Each pressing requires 4.5 bushels (~192 lbs) of apples and produces 11-12 gallons of cider. On average, a 5-gallon bucket of apples weighs 20 lbs.  The press must be full for proper use, so if you don’t have access to many types or to 4.5 bushels of apples, we suggest you connect with others who have apples and come to the Cidery together.


Apples for pressing must be picked from the tree or fall onto a tarp or cloth.  Drops are not allowed as they can be contaminated by wildlife and harbor dangerous pathogens. It is best to pick apples when they are dry. Store apples in clean containers and plan on pressing as soon as possible. Keep apples as cool as possible between picking and pressing, ideally at or below 45 F. Don’t store wet apples as this can cause them to rot.

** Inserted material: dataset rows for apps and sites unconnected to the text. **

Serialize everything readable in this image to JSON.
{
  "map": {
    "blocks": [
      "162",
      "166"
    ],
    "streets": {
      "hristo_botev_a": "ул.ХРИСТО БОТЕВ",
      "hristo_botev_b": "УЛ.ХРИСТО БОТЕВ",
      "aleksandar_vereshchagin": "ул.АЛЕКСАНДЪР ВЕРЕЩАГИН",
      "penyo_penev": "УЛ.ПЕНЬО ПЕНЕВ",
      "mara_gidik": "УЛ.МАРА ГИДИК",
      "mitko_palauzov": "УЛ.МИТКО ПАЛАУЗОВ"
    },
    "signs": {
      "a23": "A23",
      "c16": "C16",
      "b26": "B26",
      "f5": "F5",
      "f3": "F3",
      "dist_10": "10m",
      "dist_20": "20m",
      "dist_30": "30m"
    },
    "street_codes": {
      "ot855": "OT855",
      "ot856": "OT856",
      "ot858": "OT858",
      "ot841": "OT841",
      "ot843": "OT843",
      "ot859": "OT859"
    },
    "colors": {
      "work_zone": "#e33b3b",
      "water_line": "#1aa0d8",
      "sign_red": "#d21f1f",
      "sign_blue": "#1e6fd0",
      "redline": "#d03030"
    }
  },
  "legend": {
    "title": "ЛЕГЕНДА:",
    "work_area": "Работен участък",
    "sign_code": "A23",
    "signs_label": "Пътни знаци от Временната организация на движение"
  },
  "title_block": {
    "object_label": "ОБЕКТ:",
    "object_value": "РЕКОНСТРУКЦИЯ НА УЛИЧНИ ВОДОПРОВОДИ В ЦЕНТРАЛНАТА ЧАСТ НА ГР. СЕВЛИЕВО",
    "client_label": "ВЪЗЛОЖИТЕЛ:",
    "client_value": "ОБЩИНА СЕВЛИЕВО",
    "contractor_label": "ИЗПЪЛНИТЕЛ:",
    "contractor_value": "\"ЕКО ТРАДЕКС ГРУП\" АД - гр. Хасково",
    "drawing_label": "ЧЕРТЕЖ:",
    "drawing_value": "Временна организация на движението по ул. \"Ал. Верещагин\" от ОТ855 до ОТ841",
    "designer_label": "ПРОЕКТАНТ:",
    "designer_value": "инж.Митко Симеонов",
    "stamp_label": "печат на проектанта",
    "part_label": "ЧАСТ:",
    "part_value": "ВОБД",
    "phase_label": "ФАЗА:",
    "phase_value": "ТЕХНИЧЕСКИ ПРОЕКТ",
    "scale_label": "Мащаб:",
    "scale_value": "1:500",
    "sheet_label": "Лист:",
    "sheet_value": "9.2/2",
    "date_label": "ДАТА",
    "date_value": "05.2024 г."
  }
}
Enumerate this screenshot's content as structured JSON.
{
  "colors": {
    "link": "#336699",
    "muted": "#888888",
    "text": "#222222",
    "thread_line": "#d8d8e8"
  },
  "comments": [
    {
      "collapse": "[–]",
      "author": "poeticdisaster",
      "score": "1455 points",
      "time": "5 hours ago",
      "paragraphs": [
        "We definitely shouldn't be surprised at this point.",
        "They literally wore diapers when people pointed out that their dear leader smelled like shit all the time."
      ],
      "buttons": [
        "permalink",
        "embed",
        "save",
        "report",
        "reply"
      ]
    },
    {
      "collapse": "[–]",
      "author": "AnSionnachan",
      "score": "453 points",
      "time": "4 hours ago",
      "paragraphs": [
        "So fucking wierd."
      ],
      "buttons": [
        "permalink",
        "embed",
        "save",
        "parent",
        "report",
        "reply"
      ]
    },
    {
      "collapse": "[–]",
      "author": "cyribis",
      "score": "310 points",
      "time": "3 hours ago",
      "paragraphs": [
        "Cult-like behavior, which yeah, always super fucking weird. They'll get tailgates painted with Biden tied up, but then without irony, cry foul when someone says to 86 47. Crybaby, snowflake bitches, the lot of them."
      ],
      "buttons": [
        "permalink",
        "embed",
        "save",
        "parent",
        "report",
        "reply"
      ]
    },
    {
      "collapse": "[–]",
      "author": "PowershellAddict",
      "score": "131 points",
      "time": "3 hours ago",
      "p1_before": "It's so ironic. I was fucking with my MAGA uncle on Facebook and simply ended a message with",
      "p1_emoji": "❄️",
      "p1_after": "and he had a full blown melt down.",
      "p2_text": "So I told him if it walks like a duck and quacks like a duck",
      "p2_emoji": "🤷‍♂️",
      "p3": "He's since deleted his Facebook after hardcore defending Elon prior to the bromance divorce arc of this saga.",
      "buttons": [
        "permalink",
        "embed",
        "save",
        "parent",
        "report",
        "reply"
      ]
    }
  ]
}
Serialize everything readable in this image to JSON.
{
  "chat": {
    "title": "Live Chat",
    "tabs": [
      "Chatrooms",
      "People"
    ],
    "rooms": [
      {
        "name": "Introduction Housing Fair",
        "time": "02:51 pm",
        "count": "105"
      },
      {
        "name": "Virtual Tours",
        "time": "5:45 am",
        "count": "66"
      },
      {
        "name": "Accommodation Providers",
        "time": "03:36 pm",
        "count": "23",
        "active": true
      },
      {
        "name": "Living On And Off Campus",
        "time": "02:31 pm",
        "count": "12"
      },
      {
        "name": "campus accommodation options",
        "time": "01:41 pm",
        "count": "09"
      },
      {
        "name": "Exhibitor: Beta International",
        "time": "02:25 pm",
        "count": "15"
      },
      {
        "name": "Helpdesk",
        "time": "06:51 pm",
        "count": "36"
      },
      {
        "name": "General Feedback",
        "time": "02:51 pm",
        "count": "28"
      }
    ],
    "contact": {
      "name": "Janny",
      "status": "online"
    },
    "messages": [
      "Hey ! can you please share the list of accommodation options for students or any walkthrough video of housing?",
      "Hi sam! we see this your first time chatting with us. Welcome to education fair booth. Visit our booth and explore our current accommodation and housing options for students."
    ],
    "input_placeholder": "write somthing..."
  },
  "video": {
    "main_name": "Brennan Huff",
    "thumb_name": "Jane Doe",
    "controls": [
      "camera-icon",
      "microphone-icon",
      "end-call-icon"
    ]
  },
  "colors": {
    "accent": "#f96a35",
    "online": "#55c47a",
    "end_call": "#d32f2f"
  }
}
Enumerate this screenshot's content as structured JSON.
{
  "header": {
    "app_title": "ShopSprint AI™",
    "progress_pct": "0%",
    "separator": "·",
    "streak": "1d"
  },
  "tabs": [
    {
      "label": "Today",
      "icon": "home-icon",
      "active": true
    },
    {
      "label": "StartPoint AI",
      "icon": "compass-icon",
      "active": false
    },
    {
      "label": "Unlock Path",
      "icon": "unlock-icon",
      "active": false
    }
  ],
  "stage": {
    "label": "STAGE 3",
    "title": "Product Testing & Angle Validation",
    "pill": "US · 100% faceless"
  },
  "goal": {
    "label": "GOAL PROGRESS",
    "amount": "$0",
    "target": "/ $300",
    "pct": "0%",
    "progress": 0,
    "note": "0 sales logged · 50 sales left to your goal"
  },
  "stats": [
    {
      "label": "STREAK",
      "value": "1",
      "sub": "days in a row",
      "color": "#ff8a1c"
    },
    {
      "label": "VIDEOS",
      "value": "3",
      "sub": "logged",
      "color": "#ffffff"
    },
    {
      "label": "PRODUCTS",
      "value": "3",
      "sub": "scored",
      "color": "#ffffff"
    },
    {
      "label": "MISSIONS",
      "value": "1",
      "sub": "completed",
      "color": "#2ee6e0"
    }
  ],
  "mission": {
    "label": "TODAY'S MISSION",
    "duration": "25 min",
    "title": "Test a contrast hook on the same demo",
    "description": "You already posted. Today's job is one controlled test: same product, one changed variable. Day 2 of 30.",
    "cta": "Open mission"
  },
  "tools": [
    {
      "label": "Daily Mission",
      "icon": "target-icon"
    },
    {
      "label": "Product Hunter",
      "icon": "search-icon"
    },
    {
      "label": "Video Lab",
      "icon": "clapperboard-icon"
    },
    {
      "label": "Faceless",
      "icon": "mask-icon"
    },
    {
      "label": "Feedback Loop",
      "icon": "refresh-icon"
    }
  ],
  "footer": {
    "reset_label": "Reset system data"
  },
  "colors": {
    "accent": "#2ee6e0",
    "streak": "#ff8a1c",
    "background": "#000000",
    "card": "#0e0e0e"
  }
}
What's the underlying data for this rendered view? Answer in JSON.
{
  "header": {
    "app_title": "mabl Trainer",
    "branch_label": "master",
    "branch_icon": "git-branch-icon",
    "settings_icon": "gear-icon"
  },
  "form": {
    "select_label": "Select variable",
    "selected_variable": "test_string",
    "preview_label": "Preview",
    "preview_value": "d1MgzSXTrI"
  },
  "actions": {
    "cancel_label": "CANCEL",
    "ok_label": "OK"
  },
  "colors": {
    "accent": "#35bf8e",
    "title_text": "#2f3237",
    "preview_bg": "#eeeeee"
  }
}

The juice you make will not be pasteurized, so it will have a limited shelf life.  You might consider freezing it or cooking it into apple juice to preserve it for later. Cider is for personal use only and may not be sold commercially.

The Process

Cleaning Apples
We will provide facilities where you can rinse your apples, but the apples you bring should be intact with no breaks in the skin or rot.

Grinding Apples
Children ages 10 and older can participate, younger children need to be supervised at all times. 

Pressing Apples
Our bladder press uses water power to make the cider, about three times as much cider as a hand press can make (and no turning!)

Jugging Cider
The cider is bottled in sterile, food-grade jugs which freeze well. Jugs, caps and labels are supplied. Cider will be set on ice to stay cool.

Cleaning Up
All participants are expected to help with cleaning the equipment after use. 

Questions? Contact us at

What do I bring?
All you need to supply are the apples and coolers to bring the cider home. Please also bring a mask and a hat (for inside the cidery) Everything else is supplied by us.

How long will it take?
About 1.5 hours is needed to complete a pressing, which includes washing, grinding, pressing, jugging and helping to clean up the equipment.

When is the Cidery open?
September - October. You must make an appointment to visit to the Cidery. When you arrive, volunteers will teach you the process of making cider. There is a 4 pressing limit per group.

How much does it cost?
$15.00 per pressing, which pays for the jugs, lids, and stickers.

Where is the Cidery located?

Sullivan County Complex on County Farm Rd. in Unity, NH. 


From Claremont:

Take Chestnut St (2nd NH Turnpike) toward Unity, about 4.8 miles. At the Sullivan County Complex sign, continue straight onto County Farm Rd.  Just after the cemetery turn right onto a gravel road.  The blue building on the right houses the Cidery.

From Lempster and Route 10:

Take 2nd NH Turnpike toward Claremont 10.1 miles. At the Sullivan County Complex sign, take a left onto County Farm Rd. Just after the cemetery turn right onto a gravel road. The blue building on the right houses the Cidery.